Hiding in the dunes, the father watched, field-glasses pressed to his eyes. His son was crouching by a rockpool, staring down. He knew what the boy had found; that look – wonder, a touch of wildness – hadn’t been there before. Still time to stop this, show himself, invent an errand, an injured calf, but the beach was the boy’s playground as it had been his own when he was just shy of fourteen. The boy would never stop coming back and it was too late now anyway because the innocent, reckless, wilful young hand plunged into the water and pulled out the pouch – bigger and more iridescent than the one that had nearly ruined him – tendrils curling from the edges, inside the casing a form and – was it? – a glimmer of movement. He pocketed his field-glasses, kicked at a clump of marram grass until the sand was strewn with broken spikes.

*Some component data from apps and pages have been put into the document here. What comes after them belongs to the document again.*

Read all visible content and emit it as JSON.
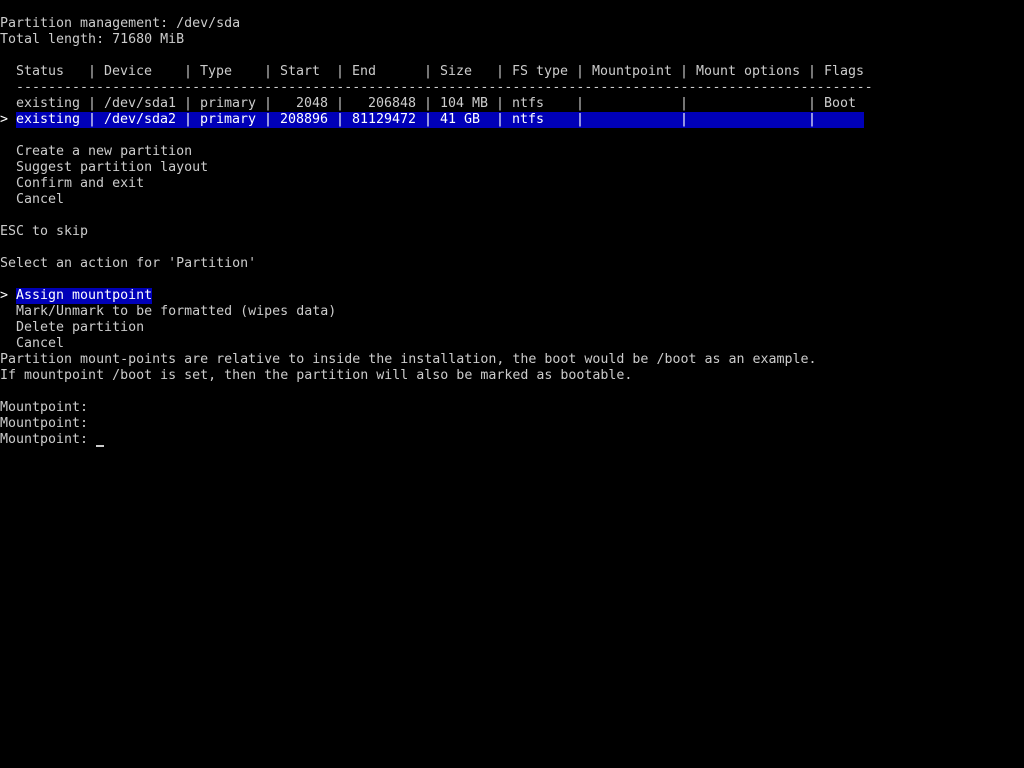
{
  "header": {
    "title": "Partition management: /dev/sda",
    "total_length": "Total length: 71680 MiB"
  },
  "table": {
    "columns": [
      "Status",
      "Device",
      "Type",
      "Start",
      "End",
      "Size",
      "FS type",
      "Mountpoint",
      "Mount options",
      "Flags"
    ],
    "separator": "-",
    "rows": [
      {
        "status": "existing",
        "device": "/dev/sda1",
        "type": "primary",
        "start": "2048",
        "end": "206848",
        "size": "104 MB",
        "fs": "ntfs",
        "mountpoint": "",
        "mount_options": "",
        "flags": "Boot",
        "selected": false
      },
      {
        "status": "existing",
        "device": "/dev/sda2",
        "type": "primary",
        "start": "208896",
        "end": "81129472",
        "size": "41 GB",
        "fs": "ntfs",
        "mountpoint": "",
        "mount_options": "",
        "flags": "",
        "selected": true
      }
    ]
  },
  "menu": {
    "items": [
      "Create a new partition",
      "Suggest partition layout",
      "Confirm and exit",
      "Cancel"
    ]
  },
  "esc_hint": "ESC to skip",
  "action_prompt": "Select an action for 'Partition'",
  "actions": {
    "items": [
      "Assign mountpoint",
      "Mark/Unmark to be formatted (wipes data)",
      "Delete partition",
      "Cancel"
    ],
    "selected_index": 0
  },
  "info": [
    "Partition mount-points are relative to inside the installation, the boot would be /boot as an example.",
    "If mountpoint /boot is set, then the partition will also be marked as bootable."
  ],
  "prompts": [
    {
      "label": "Mountpoint:",
      "value": ""
    },
    {
      "label": "Mountpoint:",
      "value": ""
    },
    {
      "label": "Mountpoint:",
      "value": ""
    }
  ],
  "caret_glyph": ">",
  "pipe_glyph": "|",
  "colors": {
    "background": "#000000",
    "text": "#cccccc",
    "highlight": "#0000b8",
    "highlight_text": "#ffffff"
  }
}
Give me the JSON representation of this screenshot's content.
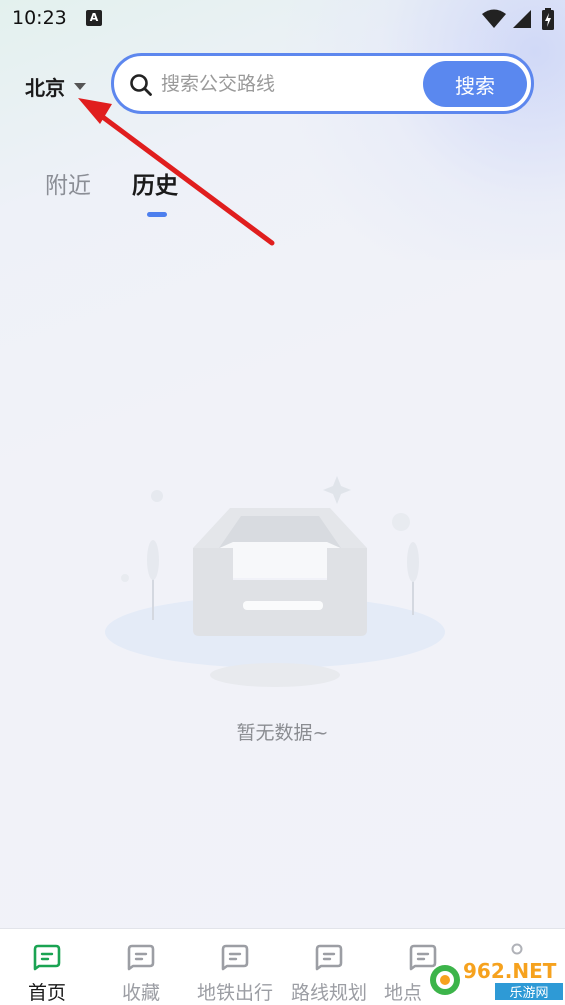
{
  "status_bar": {
    "time": "10:23",
    "notification_badge": "A",
    "icons": [
      "wifi-icon",
      "signal-icon",
      "battery-charging-icon"
    ]
  },
  "header": {
    "city": "北京",
    "search_placeholder": "搜索公交路线",
    "search_button": "搜索"
  },
  "tabs": [
    {
      "label": "附近",
      "active": false
    },
    {
      "label": "历史",
      "active": true
    }
  ],
  "empty_state": {
    "message": "暂无数据~",
    "icon": "empty-inbox-illustration"
  },
  "bottom_nav": [
    {
      "label": "首页",
      "icon": "home-icon",
      "active": true
    },
    {
      "label": "收藏",
      "icon": "favorites-icon",
      "active": false
    },
    {
      "label": "地铁出行",
      "icon": "subway-icon",
      "active": false
    },
    {
      "label": "路线规划",
      "icon": "route-icon",
      "active": false
    },
    {
      "label": "地点",
      "icon": "place-icon",
      "active": false
    }
  ],
  "watermark": {
    "main": "962.NET",
    "sub": "乐游网"
  },
  "colors": {
    "accent": "#5a88ef",
    "active_nav": "#27ae60",
    "annotation_arrow": "#e01e1e"
  }
}
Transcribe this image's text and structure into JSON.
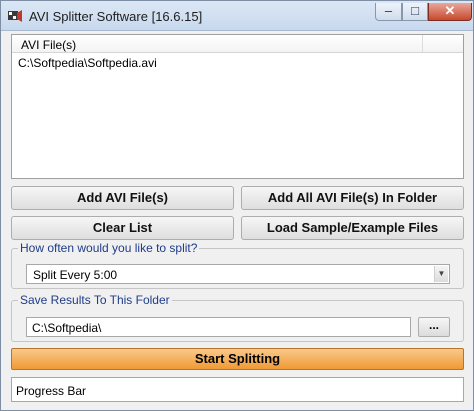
{
  "window": {
    "title": "AVI Splitter Software [16.6.15]"
  },
  "titlebar": {
    "minimize": "–",
    "maximize": "□",
    "close": "✕"
  },
  "file_list": {
    "column_header": "AVI File(s)",
    "rows": [
      "C:\\Softpedia\\Softpedia.avi"
    ]
  },
  "buttons": {
    "add_files": "Add AVI File(s)",
    "add_all_in_folder": "Add All AVI File(s) In Folder",
    "clear_list": "Clear List",
    "load_samples": "Load Sample/Example Files"
  },
  "split": {
    "label": "How often would you like to split?",
    "selected": "Split Every 5:00"
  },
  "output": {
    "label": "Save Results To This Folder",
    "folder": "C:\\Softpedia\\",
    "browse": "..."
  },
  "start_button": "Start Splitting",
  "progress": {
    "text": "Progress Bar"
  }
}
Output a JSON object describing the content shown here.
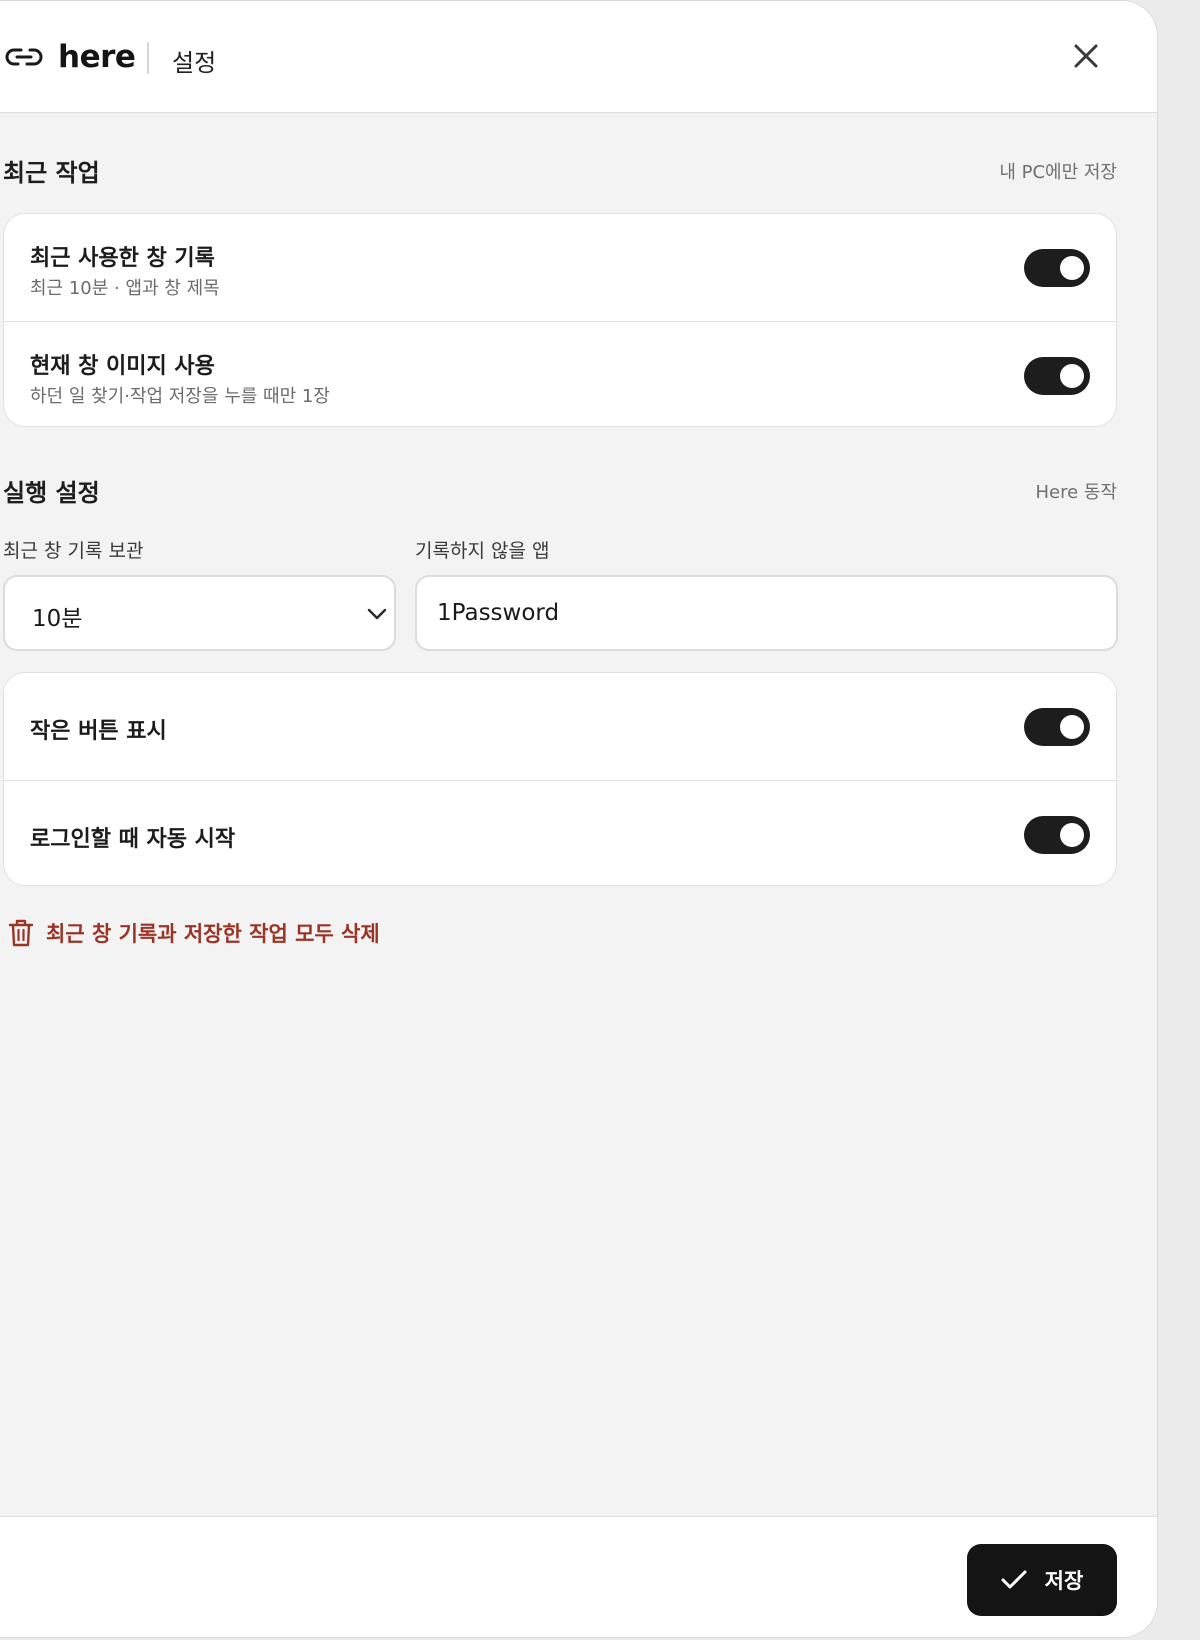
{
  "header": {
    "brand": "here",
    "title": "설정",
    "icons": {
      "logo": "link-icon",
      "close": "close-icon"
    }
  },
  "recent_work": {
    "title": "최근 작업",
    "hint": "내 PC에만 저장",
    "rows": [
      {
        "title": "최근 사용한 창 기록",
        "subtitle": "최근 10분 · 앱과 창 제목",
        "enabled": true
      },
      {
        "title": "현재 창 이미지 사용",
        "subtitle": "하던 일 찾기·작업 저장을 누를 때만 1장",
        "enabled": true
      }
    ]
  },
  "run_settings": {
    "title": "실행 설정",
    "hint": "Here 동작",
    "retention": {
      "label": "최근 창 기록 보관",
      "value": "10분"
    },
    "excluded_apps": {
      "label": "기록하지 않을 앱",
      "value": "1Password"
    },
    "rows": [
      {
        "title": "작은 버튼 표시",
        "enabled": true
      },
      {
        "title": "로그인할 때 자동 시작",
        "enabled": true
      }
    ]
  },
  "delete_all": {
    "label": "최근 창 기록과 저장한 작업 모두 삭제",
    "icon": "trash-icon",
    "color": "#9a3427"
  },
  "footer": {
    "save_label": "저장",
    "icon": "check-icon"
  },
  "colors": {
    "accent": "#141414",
    "toggle_on": "#1d1d1d",
    "danger": "#9a3427"
  }
}
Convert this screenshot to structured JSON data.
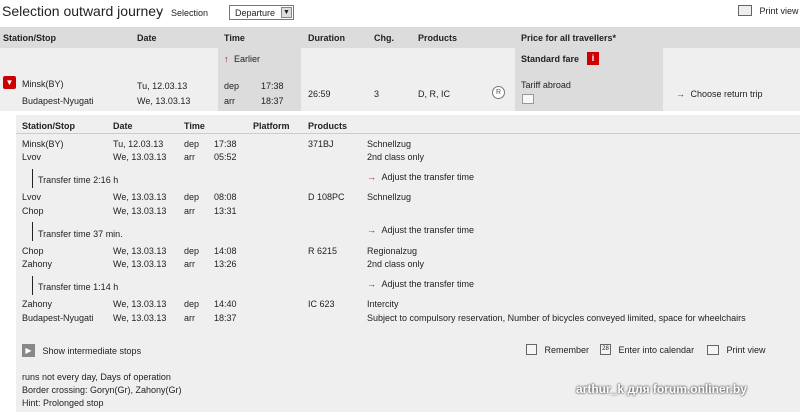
{
  "header": {
    "title": "Selection outward journey",
    "dash": "-",
    "selection_label": "Selection",
    "direction_select": "Departure",
    "print_view": "Print view"
  },
  "columns": {
    "station": "Station/Stop",
    "date": "Date",
    "time": "Time",
    "duration": "Duration",
    "changes": "Chg.",
    "products": "Products",
    "price": "Price for all travellers*"
  },
  "earlier": "Earlier",
  "standard_fare": "Standard fare",
  "journey": {
    "from": "Minsk(BY)",
    "to": "Budapest-Nyugati",
    "date_dep": "Tu, 12.03.13",
    "date_arr": "We, 13.03.13",
    "dep_label": "dep",
    "arr_label": "arr",
    "time_dep": "17:38",
    "time_arr": "18:37",
    "duration": "26:59",
    "changes": "3",
    "products": "D, R, IC",
    "tariff": "Tariff abroad",
    "choose_return": "Choose return trip"
  },
  "details_header": {
    "station": "Station/Stop",
    "date": "Date",
    "time": "Time",
    "platform": "Platform",
    "products": "Products"
  },
  "legs": [
    {
      "from": "Minsk(BY)",
      "to": "Lvov",
      "date_dep": "Tu, 12.03.13",
      "date_arr": "We, 13.03.13",
      "dep": "dep",
      "arr": "arr",
      "time_dep": "17:38",
      "time_arr": "05:52",
      "product": "371BJ",
      "info1": "Schnellzug",
      "info2": "2nd class only"
    },
    {
      "from": "Lvov",
      "to": "Chop",
      "date_dep": "We, 13.03.13",
      "date_arr": "We, 13.03.13",
      "dep": "dep",
      "arr": "arr",
      "time_dep": "08:08",
      "time_arr": "13:31",
      "product": "D 108PC",
      "info1": "Schnellzug",
      "info2": ""
    },
    {
      "from": "Chop",
      "to": "Zahony",
      "date_dep": "We, 13.03.13",
      "date_arr": "We, 13.03.13",
      "dep": "dep",
      "arr": "arr",
      "time_dep": "14:08",
      "time_arr": "13:26",
      "product": "R 6215",
      "info1": "Regionalzug",
      "info2": "2nd class only"
    },
    {
      "from": "Zahony",
      "to": "Budapest-Nyugati",
      "date_dep": "We, 13.03.13",
      "date_arr": "We, 13.03.13",
      "dep": "dep",
      "arr": "arr",
      "time_dep": "14:40",
      "time_arr": "18:37",
      "product": "IC 623",
      "info1": "Intercity",
      "info2": "Subject to compulsory reservation, Number of bicycles conveyed limited, space for wheelchairs"
    }
  ],
  "transfers": [
    {
      "label": "Transfer time 2:16 h",
      "adjust": "Adjust the transfer time"
    },
    {
      "label": "Transfer time 37 min.",
      "adjust": "Adjust the transfer time"
    },
    {
      "label": "Transfer time 1:14 h",
      "adjust": "Adjust the transfer time"
    }
  ],
  "actions": {
    "show_stops": "Show intermediate stops",
    "remember": "Remember",
    "calendar": "Enter into calendar",
    "print": "Print view"
  },
  "notes": {
    "line1": "runs not every day, Days of operation",
    "line2": "Border crossing: Goryn(Gr), Zahony(Gr)",
    "line3": "Hint: Prolonged stop"
  },
  "watermark": "arthur_k для forum.onliner.by",
  "colors": {
    "accent": "#cc0000",
    "header_gray": "#dcdcdc",
    "panel": "#efefef"
  }
}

The boy eased open the doors of the mahogany wardrobe where his mother’s clothes used to hang. He tried to breathe quietly, breathe less, as he held his torch over the silver pot. Two days and the pouch had swelled; the shape inside twisted and flipped, disturbing the water. He thirsted for salt, tasted the waves in his throat. Instant, the bonewarm when he picked it up, and colours filled his head, a lifting of grief, and whispers he’d longed for soft-swimming into his blood. No choice now but away from the farm’s dark silence and his father’s harrowed face, across the dunes to the sea, with it cupped in his hands, the seams beginning to rip, his own skin splitting into scales and legs returning to tail. They burst free together, tore into the familiar deep. Behind them the pouch’s remnants floated back to shore.